Entries from a dataset of interfaces:
"""

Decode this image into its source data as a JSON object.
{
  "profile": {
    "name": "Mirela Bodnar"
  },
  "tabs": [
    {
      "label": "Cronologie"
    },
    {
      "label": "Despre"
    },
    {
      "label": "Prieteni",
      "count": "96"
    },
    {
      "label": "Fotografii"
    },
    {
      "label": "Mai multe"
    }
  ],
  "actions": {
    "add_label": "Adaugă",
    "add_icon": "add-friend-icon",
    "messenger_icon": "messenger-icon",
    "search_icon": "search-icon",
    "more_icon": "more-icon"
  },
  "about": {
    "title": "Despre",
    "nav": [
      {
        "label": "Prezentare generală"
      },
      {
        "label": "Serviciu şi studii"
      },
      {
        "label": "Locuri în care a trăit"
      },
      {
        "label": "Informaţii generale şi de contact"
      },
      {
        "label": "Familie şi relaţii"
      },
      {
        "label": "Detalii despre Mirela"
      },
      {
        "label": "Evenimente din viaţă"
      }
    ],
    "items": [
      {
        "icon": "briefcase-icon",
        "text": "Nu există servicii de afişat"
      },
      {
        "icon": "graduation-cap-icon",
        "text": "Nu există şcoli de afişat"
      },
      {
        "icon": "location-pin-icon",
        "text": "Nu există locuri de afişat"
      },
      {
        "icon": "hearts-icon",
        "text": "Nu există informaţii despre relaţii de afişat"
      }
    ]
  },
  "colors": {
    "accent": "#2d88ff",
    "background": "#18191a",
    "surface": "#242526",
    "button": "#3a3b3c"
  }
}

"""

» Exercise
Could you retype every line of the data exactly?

» Answer
Decode this image into its source data as a JSON object.
{
  "profile": {
    "name": "Mirela Bodnar"
  },
  "tabs": [
    {
      "label": "Cronologie"
    },
    {
      "label": "Despre"
    },
    {
      "label": "Prieteni",
      "count": "96"
    },
    {
      "label": "Fotografii"
    },
    {
      "label": "Mai multe"
    }
  ],
  "actions": {
    "add_label": "Adaugă",
    "add_icon": "add-friend-icon",
    "messenger_icon": "messenger-icon",
    "search_icon": "search-icon",
    "more_icon": "more-icon"
  },
  "about": {
    "title": "Despre",
    "nav": [
      {
        "label": "Prezentare generală"
      },
      {
        "label": "Serviciu şi studii"
      },
      {
        "label": "Locuri în care a trăit"
      },
      {
        "label": "Informaţii generale şi de contact"
      },
      {
        "label": "Familie şi relaţii"
      },
      {
        "label": "Detalii despre Mirela"
      },
      {
        "label": "Evenimente din viaţă"
      }
    ],
    "items": [
      {
        "icon": "briefcase-icon",
        "text": "Nu există servicii de afişat"
      },
      {
        "icon": "graduation-cap-icon",
        "text": "Nu există şcoli de afişat"
      },
      {
        "icon": "location-pin-icon",
        "text": "Nu există locuri de afişat"
      },
      {
        "icon": "hearts-icon",
        "text": "Nu există informaţii despre relaţii de afişat"
      }
    ]
  },
  "colors": {
    "accent": "#2d88ff",
    "background": "#18191a",
    "surface": "#242526",
    "button": "#3a3b3c"
  }
}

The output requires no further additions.